When Takahito Aiki took over for Mike Serbinis earlier this year, we knew from his reputation as a turnaround specialist that Kobo could be making some changes in pursuit of profitability. Kobo subsequently laid off 63 staff, and now they're cutting back on their hardware investments.
Kobo Europe sales director Throsten Schroer is on the record as saying that the tablet market was "a very difficult market in which all manufacturers have to fight". This has led Kobo to decide not to replace the 3 Android tablets they launched last year, thus ending (for now) Kobo's 3 year long experiment with Android tablets.
This move makes a lot of sense. For some time now I've been saying that the market is glutted with decent tablets. This has led everyone from Amazon to Google to scale back their efforts; Amazon still hasn't leaked a 7" tablet yet this year, and Google has only just now sent a new 7" tablet through the FCC.
So long as Kobo had a sugar daddy, they could have ignored market trends and continued to make the huge capital investments necessary to bring new hardware to market, but now that Kobo has to become profitable that's no longer possible.
And from the sounds of it, I don't think Kobo is going to be launching any new ereaders in the near future, either, which means that the recently launched Kobo Aura H2O could be Kobo's only hardware launch in 2014.
Again, that's not such a bad idea, and it ties in with Kobo's need to get the biggest bang for their buck. As I pointed out when I covered Kobo president Michael Tamblyn's interview last month, Kobo has had to be nimble and focus on areas where the big guys aren't investing any time or money.
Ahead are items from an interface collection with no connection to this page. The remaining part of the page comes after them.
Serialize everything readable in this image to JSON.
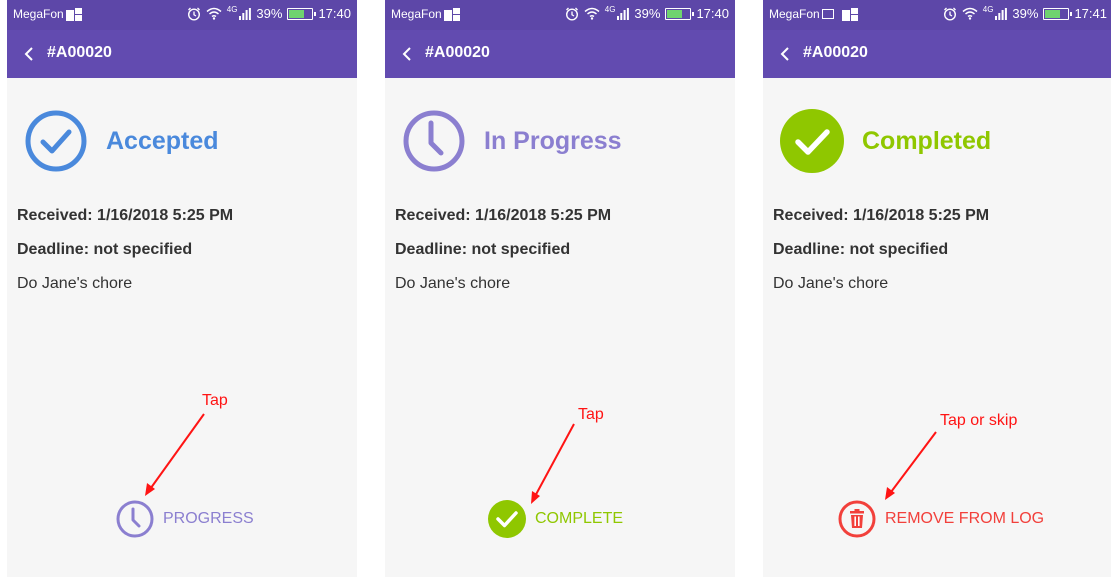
{
  "status_bar": {
    "screens": [
      {
        "carrier": "MegaFon",
        "network": "4G",
        "battery": "39%",
        "battery_level": 0.39,
        "time": "17:40"
      },
      {
        "carrier": "MegaFon",
        "network": "4G",
        "battery": "39%",
        "battery_level": 0.39,
        "time": "17:40"
      },
      {
        "carrier": "MegaFon",
        "network": "4G",
        "battery": "39%",
        "battery_level": 0.39,
        "time": "17:41"
      }
    ]
  },
  "app_bar": {
    "title": "#A00020"
  },
  "details": {
    "received": "Received: 1/16/2018 5:25 PM",
    "deadline": "Deadline: not specified",
    "description": "Do Jane's chore"
  },
  "screens": [
    {
      "status": "Accepted",
      "status_color": "#4a89dc",
      "status_icon": "check-circle-outline-icon",
      "action": "PROGRESS",
      "action_color": "#8b7fd0",
      "action_icon": "clock-icon",
      "annotation": "Tap"
    },
    {
      "status": "In Progress",
      "status_color": "#8b7fd0",
      "status_icon": "clock-icon",
      "action": "COMPLETE",
      "action_color": "#8fc700",
      "action_icon": "check-circle-filled-icon",
      "annotation": "Tap"
    },
    {
      "status": "Completed",
      "status_color": "#8fc700",
      "status_icon": "check-circle-filled-icon",
      "action": "REMOVE FROM LOG",
      "action_color": "#f2403b",
      "action_icon": "trash-icon",
      "annotation": "Tap or skip"
    }
  ],
  "colors": {
    "app_bar": "#624bb0",
    "status_bar": "#5d47a8",
    "annotation": "#ff1414",
    "background": "#f6f6f6"
  }
}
And with the market full of budget and mid-priced ebook readers, that left one place for Kobo to go: up market, with premium 6.8" ereaders like the Aura HD and the Aura H2O.